May Day has been an official public holiday all across the UK since 1978 when provisions were made for it in the Banking and Financial Dealings Act. Prior to that time, it was a holiday only in Scotland.
May Day has been marked and celebrated since ancient times and is a time of fun and festivities in many locations across the nation. These celebrations have obviously increased since the day became an official public holiday because more people can hold and be part of their community’s events.
Spring is well underway by the time May Day comes around, and in many ways the day is a celebration of the new life all around and the warm months to come. In the UK, as elsewhere in Europe and the Northern Hemisphere, the beginning of May is the traditional time to celebrate Spring. Parades in the UK vary from place to place but a few common sites and sounds include:
- Morris Dancers
- Maypole dancing
- Crowning of the Queen of May
- Dawn flower picking
- Picnics, pub events and more
At the same time, the UK is more unusual in that it does not have a formal Labour Day or May Day holiday to celebrate the rights of workers – as do so many other European countries and countries right around the world.

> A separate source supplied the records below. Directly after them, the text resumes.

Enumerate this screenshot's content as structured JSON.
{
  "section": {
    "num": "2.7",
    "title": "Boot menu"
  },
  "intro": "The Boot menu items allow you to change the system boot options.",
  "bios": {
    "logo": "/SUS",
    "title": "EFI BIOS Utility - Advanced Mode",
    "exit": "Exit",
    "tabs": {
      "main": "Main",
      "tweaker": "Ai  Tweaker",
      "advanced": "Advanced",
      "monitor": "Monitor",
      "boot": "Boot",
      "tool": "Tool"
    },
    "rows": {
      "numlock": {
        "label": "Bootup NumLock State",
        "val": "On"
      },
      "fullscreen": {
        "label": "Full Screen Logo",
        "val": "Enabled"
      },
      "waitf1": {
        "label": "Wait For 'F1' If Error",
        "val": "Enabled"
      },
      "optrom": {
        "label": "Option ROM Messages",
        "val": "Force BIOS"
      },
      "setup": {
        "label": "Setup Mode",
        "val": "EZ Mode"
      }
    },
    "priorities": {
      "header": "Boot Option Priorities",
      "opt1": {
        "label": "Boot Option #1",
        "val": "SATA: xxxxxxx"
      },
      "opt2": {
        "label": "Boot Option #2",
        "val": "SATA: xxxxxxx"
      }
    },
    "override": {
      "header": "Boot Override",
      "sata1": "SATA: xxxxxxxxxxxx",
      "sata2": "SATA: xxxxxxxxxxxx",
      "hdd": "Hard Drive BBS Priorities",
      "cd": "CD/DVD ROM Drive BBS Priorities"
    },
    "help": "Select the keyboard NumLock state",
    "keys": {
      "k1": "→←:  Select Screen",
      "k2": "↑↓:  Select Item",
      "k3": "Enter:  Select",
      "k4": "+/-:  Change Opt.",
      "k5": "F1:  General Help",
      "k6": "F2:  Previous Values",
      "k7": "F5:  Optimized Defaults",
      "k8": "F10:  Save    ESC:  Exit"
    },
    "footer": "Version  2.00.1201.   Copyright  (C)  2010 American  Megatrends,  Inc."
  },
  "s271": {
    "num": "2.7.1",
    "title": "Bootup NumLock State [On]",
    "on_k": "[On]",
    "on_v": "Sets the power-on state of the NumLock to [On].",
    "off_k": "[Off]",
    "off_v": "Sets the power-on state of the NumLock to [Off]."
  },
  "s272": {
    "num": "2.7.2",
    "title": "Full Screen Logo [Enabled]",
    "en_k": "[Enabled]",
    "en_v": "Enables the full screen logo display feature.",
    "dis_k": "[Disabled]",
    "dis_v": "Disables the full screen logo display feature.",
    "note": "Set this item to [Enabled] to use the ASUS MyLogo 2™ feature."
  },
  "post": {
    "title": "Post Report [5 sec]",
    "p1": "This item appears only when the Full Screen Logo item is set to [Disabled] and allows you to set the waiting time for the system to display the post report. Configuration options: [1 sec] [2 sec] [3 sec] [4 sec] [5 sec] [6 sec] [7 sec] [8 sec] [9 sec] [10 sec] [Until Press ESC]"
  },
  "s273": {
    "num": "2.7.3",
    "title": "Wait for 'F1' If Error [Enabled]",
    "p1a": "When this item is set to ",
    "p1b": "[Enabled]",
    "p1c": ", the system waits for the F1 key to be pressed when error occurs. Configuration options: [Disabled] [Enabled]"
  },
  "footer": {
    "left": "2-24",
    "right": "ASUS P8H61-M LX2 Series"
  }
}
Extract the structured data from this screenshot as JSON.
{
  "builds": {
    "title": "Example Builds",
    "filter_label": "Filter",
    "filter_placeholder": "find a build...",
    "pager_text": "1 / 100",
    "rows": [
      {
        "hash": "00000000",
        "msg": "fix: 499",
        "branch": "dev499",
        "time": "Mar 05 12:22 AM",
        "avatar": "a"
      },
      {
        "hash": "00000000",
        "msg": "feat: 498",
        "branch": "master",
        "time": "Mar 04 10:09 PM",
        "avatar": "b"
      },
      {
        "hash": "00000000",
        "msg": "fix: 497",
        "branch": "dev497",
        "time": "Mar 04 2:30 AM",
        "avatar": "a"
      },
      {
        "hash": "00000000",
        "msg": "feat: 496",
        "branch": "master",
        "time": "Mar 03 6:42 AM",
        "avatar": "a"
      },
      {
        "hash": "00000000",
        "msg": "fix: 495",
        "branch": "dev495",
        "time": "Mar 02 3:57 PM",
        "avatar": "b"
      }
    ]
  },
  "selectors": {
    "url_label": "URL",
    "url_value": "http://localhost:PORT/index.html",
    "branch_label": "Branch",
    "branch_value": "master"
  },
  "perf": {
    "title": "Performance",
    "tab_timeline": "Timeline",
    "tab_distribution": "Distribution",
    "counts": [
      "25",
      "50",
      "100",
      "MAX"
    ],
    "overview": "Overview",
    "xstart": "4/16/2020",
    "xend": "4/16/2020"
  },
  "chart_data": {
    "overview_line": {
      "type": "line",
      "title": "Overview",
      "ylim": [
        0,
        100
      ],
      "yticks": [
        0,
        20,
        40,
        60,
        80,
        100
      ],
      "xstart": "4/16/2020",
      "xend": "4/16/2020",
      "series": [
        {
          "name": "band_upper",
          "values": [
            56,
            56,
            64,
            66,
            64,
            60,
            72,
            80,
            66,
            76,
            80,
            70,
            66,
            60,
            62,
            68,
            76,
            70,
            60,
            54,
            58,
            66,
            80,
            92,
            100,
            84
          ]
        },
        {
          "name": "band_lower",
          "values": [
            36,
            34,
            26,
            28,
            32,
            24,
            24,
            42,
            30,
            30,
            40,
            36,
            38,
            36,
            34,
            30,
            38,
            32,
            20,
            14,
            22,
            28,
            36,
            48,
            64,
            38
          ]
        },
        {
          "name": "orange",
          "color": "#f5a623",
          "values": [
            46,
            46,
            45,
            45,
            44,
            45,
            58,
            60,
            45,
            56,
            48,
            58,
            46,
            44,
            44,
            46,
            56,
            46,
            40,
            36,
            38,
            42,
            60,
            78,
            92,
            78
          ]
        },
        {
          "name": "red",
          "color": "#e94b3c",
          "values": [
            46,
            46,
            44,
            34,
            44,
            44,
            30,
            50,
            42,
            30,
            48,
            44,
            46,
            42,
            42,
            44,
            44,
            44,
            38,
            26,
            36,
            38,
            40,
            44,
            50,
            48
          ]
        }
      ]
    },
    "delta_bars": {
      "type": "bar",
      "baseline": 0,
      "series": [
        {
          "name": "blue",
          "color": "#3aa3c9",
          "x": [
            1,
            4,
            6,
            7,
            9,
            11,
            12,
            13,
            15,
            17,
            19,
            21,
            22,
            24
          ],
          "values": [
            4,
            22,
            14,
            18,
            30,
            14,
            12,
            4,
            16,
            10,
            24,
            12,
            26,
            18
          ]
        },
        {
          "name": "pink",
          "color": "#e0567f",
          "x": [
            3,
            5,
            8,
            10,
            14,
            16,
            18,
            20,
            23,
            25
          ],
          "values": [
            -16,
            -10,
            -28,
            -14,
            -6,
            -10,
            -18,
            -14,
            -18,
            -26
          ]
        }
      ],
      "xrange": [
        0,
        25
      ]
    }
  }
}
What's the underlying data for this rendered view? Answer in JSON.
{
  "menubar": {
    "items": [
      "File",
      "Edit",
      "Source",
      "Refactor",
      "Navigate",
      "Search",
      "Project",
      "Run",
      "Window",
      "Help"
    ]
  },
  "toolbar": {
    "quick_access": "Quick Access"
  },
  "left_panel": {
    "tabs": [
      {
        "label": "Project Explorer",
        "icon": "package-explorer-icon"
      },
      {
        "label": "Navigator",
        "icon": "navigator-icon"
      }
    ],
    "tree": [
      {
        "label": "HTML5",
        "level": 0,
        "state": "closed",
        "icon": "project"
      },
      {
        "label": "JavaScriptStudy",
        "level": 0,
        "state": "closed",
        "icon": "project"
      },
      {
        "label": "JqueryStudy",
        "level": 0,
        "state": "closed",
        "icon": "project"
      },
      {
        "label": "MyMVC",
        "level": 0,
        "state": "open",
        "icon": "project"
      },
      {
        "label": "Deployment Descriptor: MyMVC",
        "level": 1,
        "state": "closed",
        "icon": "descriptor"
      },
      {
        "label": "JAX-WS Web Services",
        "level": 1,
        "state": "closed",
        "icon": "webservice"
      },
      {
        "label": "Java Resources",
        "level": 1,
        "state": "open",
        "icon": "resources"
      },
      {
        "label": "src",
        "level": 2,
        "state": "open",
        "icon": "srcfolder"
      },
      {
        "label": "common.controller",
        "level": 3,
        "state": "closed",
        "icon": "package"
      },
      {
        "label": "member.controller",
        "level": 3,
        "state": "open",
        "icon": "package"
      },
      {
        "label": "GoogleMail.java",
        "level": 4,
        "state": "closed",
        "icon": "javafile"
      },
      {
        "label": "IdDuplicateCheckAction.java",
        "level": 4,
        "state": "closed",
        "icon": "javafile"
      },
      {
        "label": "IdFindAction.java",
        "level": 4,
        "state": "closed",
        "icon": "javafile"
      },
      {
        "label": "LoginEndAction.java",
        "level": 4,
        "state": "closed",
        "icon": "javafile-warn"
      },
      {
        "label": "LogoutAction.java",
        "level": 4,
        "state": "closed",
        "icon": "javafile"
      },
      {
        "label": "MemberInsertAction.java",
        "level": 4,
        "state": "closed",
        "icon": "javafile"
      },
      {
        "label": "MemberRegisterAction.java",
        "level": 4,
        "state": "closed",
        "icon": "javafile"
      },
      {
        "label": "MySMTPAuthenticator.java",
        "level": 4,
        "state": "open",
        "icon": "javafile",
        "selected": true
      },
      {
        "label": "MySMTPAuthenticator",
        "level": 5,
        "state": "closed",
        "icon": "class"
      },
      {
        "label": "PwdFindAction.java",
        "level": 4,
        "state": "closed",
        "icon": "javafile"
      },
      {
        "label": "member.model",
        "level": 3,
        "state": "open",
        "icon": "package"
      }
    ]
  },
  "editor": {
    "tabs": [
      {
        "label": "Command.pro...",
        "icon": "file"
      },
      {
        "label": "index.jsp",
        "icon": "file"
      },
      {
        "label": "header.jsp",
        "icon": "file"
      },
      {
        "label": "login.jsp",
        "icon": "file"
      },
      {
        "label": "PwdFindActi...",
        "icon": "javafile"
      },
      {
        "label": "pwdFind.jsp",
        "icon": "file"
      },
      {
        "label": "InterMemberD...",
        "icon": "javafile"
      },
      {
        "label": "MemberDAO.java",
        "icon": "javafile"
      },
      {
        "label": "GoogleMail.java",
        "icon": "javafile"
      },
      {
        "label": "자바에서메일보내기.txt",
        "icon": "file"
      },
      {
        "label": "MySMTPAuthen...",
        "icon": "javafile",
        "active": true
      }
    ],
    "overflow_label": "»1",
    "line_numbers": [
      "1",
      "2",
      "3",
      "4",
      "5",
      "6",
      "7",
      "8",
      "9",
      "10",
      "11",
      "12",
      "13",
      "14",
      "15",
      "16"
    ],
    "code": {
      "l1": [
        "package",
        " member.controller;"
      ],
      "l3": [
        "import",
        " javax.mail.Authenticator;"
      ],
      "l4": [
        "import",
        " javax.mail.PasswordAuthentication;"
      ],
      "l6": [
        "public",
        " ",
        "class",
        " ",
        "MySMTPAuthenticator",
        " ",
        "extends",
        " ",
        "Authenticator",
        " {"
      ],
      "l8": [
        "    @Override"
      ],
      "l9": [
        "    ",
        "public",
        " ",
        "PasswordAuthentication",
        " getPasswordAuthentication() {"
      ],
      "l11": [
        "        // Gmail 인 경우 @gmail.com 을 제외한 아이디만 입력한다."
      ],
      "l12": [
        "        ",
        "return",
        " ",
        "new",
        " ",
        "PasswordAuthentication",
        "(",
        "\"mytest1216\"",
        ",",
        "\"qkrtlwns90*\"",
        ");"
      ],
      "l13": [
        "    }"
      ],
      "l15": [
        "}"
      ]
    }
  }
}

Therefore it is often on May 1 or the public holiday itself that workers’ rights groups choose to march or protest to raise awareness of their grievances.